*PROMPT*
Return all of the data exactly, with nothing left out but the pictures.

(DATA SUPPLIED Opens)

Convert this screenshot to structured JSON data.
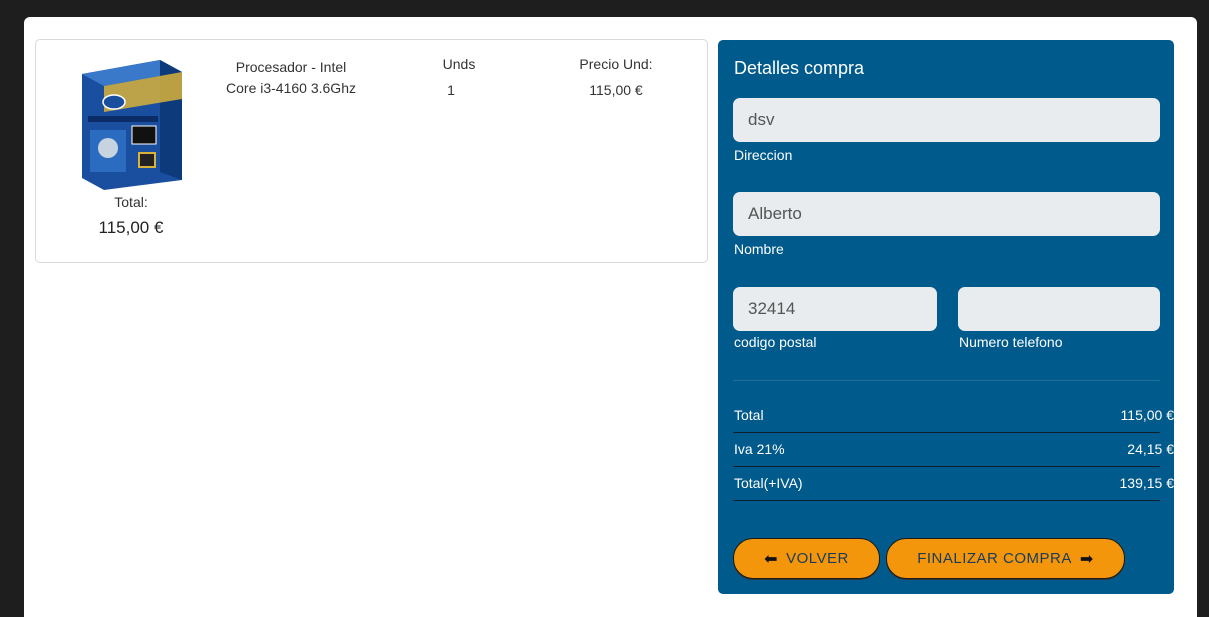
{
  "product": {
    "name": "Procesador - Intel Core i3-4160 3.6Ghz",
    "image_icon": "intel-core-i3-box-icon",
    "total_label": "Total:",
    "total_value": "115,00 €",
    "units_header": "Unds",
    "units_value": "1",
    "price_header": "Precio Und:",
    "price_value": "115,00 €"
  },
  "details": {
    "title": "Detalles compra",
    "address": {
      "value": "dsv",
      "label": "Direccion"
    },
    "name": {
      "value": "Alberto",
      "label": "Nombre"
    },
    "postal_code": {
      "value": "32414",
      "label": "codigo postal"
    },
    "phone": {
      "value": "",
      "label": "Numero telefono"
    }
  },
  "summary": [
    {
      "label": "Total",
      "value": "115,00 €"
    },
    {
      "label": "Iva 21%",
      "value": "24,15 €"
    },
    {
      "label": "Total(+IVA)",
      "value": "139,15 €"
    }
  ],
  "buttons": {
    "back_label": "VOLVER",
    "finish_label": "FINALIZAR COMPRA"
  },
  "colors": {
    "panel_bg": "#005a8c",
    "button_bg": "#f3960b",
    "background": "#1e1e1e"
  }
}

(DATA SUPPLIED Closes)

*OUTPUT FOR THIS TASK*
Convert this screenshot to structured JSON data.
{
  "product": {
    "name": "Procesador - Intel Core i3-4160 3.6Ghz",
    "image_icon": "intel-core-i3-box-icon",
    "total_label": "Total:",
    "total_value": "115,00 €",
    "units_header": "Unds",
    "units_value": "1",
    "price_header": "Precio Und:",
    "price_value": "115,00 €"
  },
  "details": {
    "title": "Detalles compra",
    "address": {
      "value": "dsv",
      "label": "Direccion"
    },
    "name": {
      "value": "Alberto",
      "label": "Nombre"
    },
    "postal_code": {
      "value": "32414",
      "label": "codigo postal"
    },
    "phone": {
      "value": "",
      "label": "Numero telefono"
    }
  },
  "summary": [
    {
      "label": "Total",
      "value": "115,00 €"
    },
    {
      "label": "Iva 21%",
      "value": "24,15 €"
    },
    {
      "label": "Total(+IVA)",
      "value": "139,15 €"
    }
  ],
  "buttons": {
    "back_label": "VOLVER",
    "finish_label": "FINALIZAR COMPRA"
  },
  "colors": {
    "panel_bg": "#005a8c",
    "button_bg": "#f3960b",
    "background": "#1e1e1e"
  }
}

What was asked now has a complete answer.